- Opening Delimiter -

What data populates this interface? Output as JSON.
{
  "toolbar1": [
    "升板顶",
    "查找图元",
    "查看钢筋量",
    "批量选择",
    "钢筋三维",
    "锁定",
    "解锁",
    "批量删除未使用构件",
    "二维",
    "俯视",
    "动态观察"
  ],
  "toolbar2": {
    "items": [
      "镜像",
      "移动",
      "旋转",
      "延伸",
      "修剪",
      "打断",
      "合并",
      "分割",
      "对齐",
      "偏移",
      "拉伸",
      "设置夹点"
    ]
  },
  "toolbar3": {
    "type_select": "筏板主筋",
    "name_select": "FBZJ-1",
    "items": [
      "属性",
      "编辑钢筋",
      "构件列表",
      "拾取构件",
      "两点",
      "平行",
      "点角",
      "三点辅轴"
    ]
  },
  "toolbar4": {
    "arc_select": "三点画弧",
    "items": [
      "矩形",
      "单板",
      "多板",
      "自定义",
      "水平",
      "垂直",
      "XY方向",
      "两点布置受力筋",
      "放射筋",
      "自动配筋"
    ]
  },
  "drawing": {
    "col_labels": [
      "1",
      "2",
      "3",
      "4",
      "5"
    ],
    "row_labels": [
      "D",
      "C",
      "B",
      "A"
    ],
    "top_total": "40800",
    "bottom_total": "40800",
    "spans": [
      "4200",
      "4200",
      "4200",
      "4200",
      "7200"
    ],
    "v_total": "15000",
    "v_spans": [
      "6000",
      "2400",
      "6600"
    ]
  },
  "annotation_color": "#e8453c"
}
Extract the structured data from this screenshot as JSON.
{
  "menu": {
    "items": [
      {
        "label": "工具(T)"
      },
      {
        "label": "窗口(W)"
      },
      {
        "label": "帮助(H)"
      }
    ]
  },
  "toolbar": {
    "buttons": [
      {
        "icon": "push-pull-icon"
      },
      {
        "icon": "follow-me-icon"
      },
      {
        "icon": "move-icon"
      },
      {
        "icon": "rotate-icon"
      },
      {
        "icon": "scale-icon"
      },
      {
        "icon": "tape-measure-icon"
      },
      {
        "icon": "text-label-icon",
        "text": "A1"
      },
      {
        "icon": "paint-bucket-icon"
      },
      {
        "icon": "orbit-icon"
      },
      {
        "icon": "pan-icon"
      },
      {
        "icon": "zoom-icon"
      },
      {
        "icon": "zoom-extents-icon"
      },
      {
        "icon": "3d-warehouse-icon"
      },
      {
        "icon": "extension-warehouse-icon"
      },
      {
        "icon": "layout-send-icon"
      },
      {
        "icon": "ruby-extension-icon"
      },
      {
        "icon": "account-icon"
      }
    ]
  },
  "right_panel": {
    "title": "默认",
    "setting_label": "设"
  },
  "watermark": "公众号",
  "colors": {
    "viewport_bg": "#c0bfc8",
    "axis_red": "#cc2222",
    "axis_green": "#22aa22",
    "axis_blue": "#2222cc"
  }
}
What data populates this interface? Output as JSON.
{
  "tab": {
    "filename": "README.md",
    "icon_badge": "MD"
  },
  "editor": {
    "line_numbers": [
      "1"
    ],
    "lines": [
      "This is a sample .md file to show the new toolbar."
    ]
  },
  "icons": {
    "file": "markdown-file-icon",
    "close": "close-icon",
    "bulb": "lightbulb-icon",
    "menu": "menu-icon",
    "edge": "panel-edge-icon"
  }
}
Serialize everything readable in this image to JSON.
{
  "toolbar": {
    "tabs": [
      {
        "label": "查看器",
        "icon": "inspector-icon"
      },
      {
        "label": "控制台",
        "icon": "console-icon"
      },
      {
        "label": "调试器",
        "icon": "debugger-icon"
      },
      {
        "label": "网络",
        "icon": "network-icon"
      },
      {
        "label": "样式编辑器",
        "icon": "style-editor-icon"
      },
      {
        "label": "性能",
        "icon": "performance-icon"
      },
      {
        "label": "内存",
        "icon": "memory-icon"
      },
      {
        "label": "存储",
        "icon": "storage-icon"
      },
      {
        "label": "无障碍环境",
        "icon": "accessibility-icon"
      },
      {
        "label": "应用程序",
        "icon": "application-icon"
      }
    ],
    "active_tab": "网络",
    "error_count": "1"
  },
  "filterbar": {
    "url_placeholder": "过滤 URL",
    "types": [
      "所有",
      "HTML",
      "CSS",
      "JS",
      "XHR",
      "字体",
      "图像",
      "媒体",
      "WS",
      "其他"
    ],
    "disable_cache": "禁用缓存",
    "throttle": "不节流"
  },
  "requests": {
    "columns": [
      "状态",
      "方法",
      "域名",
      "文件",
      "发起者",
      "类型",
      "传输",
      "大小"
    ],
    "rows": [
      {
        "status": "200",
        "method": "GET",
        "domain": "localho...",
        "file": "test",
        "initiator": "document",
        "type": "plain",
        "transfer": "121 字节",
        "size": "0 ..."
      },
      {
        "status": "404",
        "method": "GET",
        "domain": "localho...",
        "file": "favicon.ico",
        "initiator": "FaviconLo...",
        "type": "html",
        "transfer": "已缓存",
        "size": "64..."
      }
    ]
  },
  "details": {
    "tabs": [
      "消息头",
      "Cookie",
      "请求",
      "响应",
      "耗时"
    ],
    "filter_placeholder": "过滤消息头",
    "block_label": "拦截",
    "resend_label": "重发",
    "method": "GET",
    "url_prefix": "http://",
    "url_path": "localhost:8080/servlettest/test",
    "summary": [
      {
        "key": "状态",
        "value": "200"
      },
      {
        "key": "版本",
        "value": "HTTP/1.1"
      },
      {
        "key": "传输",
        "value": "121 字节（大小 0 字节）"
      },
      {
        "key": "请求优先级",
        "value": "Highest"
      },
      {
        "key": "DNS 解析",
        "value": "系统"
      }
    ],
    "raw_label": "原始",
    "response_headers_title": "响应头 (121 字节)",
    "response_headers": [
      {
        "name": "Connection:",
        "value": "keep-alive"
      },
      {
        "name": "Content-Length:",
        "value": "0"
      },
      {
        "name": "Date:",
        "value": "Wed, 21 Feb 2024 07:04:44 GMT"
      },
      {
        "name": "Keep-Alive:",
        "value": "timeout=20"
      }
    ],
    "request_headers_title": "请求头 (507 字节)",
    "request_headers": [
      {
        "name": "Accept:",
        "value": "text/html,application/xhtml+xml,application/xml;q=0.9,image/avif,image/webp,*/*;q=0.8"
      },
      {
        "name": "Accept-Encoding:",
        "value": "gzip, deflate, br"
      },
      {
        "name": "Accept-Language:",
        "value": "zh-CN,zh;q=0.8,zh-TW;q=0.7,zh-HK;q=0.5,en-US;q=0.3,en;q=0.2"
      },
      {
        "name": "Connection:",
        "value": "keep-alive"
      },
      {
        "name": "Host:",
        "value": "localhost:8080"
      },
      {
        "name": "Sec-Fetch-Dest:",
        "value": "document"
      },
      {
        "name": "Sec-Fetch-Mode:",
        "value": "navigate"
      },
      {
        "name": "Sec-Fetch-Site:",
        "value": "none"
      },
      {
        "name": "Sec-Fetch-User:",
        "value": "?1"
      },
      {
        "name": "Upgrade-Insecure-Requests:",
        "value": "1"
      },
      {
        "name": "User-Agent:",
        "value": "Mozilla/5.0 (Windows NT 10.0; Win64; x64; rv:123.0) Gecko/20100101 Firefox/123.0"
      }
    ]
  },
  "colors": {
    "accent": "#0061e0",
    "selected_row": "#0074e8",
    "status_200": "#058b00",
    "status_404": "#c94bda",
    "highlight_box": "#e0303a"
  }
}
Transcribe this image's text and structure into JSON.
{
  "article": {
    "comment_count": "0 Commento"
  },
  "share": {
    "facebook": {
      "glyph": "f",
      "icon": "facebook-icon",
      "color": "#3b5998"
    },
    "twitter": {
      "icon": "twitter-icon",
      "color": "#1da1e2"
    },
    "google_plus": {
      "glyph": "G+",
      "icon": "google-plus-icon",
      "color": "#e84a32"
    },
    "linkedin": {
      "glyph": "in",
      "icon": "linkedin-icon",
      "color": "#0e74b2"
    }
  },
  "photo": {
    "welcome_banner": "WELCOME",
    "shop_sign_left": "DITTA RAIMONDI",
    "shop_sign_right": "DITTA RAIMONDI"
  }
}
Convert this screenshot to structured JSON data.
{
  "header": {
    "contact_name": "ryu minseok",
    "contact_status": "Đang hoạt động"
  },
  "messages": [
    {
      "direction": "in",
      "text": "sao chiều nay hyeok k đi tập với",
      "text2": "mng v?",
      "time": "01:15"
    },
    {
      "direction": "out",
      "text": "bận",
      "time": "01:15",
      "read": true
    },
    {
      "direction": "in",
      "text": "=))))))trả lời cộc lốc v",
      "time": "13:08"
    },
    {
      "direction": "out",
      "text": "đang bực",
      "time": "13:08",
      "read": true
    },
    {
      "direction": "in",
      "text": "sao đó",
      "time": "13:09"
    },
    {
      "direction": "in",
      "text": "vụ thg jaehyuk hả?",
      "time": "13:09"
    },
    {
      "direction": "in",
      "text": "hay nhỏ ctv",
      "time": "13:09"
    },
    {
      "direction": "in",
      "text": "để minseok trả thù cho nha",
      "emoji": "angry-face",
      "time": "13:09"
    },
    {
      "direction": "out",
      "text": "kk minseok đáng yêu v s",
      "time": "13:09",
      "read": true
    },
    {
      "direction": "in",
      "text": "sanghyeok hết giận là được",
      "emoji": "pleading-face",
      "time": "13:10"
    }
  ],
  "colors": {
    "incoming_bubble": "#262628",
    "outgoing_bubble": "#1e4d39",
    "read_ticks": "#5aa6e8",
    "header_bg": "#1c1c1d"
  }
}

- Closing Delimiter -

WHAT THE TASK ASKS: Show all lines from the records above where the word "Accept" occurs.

SOLUTION FOR THIS PROBLEM:
        "name": "Accept:",
        "name": "Accept-Encoding:",
        "name": "Accept-Language:",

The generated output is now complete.